* _Task brief_
Among the records that follow, count the lines with the string "Showdown"; report only that count.

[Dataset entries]

════════════════════

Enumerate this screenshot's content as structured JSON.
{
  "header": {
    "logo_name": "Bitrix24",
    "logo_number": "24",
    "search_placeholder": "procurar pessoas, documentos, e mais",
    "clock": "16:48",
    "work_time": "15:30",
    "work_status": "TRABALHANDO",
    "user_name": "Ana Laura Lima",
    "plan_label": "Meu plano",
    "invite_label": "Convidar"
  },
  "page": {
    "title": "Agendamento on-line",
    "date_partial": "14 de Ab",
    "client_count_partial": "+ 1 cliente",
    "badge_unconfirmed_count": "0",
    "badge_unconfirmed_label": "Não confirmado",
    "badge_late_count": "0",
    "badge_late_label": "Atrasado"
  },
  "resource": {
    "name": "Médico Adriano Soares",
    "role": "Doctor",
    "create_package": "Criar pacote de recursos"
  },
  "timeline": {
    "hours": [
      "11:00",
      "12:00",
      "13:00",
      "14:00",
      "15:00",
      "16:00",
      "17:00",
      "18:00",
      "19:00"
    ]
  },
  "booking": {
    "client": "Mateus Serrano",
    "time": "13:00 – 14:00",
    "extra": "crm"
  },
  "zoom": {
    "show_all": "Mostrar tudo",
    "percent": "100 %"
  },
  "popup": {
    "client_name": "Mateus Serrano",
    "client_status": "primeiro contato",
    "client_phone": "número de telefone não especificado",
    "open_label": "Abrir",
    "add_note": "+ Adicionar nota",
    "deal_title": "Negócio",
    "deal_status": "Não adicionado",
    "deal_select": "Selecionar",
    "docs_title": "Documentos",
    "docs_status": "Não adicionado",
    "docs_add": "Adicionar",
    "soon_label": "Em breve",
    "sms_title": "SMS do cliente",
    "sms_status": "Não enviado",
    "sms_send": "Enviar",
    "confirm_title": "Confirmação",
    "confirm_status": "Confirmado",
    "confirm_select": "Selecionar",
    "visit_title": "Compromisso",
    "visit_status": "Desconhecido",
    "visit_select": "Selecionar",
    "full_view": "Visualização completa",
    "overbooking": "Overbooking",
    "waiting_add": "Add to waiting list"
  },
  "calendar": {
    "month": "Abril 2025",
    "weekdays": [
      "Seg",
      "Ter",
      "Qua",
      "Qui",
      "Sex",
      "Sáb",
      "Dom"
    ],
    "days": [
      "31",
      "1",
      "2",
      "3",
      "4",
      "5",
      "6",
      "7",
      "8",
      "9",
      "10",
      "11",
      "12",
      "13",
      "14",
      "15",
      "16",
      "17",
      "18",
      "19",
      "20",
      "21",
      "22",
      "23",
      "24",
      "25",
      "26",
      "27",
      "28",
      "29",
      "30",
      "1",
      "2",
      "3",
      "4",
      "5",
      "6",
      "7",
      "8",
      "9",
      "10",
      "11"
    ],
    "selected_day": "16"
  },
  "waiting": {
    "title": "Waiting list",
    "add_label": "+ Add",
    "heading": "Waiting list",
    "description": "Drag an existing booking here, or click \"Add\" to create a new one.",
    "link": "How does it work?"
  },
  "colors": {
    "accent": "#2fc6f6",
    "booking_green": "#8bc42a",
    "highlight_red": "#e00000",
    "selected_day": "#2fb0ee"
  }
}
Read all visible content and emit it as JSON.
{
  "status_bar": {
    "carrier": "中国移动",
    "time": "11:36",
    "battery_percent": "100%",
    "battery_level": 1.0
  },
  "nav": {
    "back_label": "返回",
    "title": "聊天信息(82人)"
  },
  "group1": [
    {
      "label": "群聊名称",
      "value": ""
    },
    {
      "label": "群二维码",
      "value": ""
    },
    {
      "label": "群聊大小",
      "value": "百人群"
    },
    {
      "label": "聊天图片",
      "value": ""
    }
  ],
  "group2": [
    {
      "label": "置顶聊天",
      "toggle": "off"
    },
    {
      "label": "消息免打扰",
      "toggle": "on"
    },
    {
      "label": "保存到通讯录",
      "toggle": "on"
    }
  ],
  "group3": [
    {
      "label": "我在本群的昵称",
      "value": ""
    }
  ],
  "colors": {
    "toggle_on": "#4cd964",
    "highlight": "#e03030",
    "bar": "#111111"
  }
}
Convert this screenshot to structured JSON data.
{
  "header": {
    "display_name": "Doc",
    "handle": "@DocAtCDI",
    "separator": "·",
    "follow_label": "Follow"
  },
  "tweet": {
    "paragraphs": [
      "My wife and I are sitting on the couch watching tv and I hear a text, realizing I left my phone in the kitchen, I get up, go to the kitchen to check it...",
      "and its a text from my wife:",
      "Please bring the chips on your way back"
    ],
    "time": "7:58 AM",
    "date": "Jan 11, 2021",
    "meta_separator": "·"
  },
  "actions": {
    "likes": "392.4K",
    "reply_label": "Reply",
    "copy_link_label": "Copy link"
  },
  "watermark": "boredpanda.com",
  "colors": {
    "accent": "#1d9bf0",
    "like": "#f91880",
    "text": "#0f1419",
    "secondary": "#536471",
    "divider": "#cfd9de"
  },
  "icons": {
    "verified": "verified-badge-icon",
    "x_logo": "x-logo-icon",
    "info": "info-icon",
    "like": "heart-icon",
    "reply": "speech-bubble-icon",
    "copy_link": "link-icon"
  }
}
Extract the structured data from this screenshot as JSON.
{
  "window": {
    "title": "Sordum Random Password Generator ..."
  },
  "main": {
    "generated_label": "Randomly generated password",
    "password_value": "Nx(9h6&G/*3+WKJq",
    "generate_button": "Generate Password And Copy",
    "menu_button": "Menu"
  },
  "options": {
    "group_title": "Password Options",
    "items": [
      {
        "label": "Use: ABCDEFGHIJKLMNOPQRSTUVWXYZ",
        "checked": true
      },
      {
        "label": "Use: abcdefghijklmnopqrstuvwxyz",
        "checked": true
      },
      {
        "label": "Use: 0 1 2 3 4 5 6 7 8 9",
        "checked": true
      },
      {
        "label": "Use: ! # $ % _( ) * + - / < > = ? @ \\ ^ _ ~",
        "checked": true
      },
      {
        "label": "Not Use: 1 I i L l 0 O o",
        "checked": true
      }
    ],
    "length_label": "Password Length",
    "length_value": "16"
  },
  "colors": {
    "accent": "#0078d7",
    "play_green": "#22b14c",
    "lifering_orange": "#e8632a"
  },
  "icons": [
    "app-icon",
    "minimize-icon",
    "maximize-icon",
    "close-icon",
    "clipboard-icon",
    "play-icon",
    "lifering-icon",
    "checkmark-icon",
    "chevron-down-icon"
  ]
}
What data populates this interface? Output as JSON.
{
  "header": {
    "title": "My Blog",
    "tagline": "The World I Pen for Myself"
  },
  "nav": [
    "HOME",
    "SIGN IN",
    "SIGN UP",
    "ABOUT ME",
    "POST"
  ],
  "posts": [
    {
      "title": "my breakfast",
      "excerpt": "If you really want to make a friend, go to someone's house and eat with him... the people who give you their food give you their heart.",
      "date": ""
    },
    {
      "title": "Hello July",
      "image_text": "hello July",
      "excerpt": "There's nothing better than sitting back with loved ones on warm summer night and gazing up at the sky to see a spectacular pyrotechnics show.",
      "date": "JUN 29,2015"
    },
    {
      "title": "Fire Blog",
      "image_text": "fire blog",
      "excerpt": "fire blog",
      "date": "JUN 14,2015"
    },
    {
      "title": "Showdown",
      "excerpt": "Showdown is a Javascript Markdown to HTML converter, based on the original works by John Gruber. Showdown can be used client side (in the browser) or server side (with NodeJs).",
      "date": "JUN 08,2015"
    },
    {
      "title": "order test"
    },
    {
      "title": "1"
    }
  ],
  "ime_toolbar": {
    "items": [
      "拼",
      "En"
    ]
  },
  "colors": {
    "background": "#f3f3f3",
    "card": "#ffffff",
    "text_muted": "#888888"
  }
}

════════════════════

* _Problem solution_
2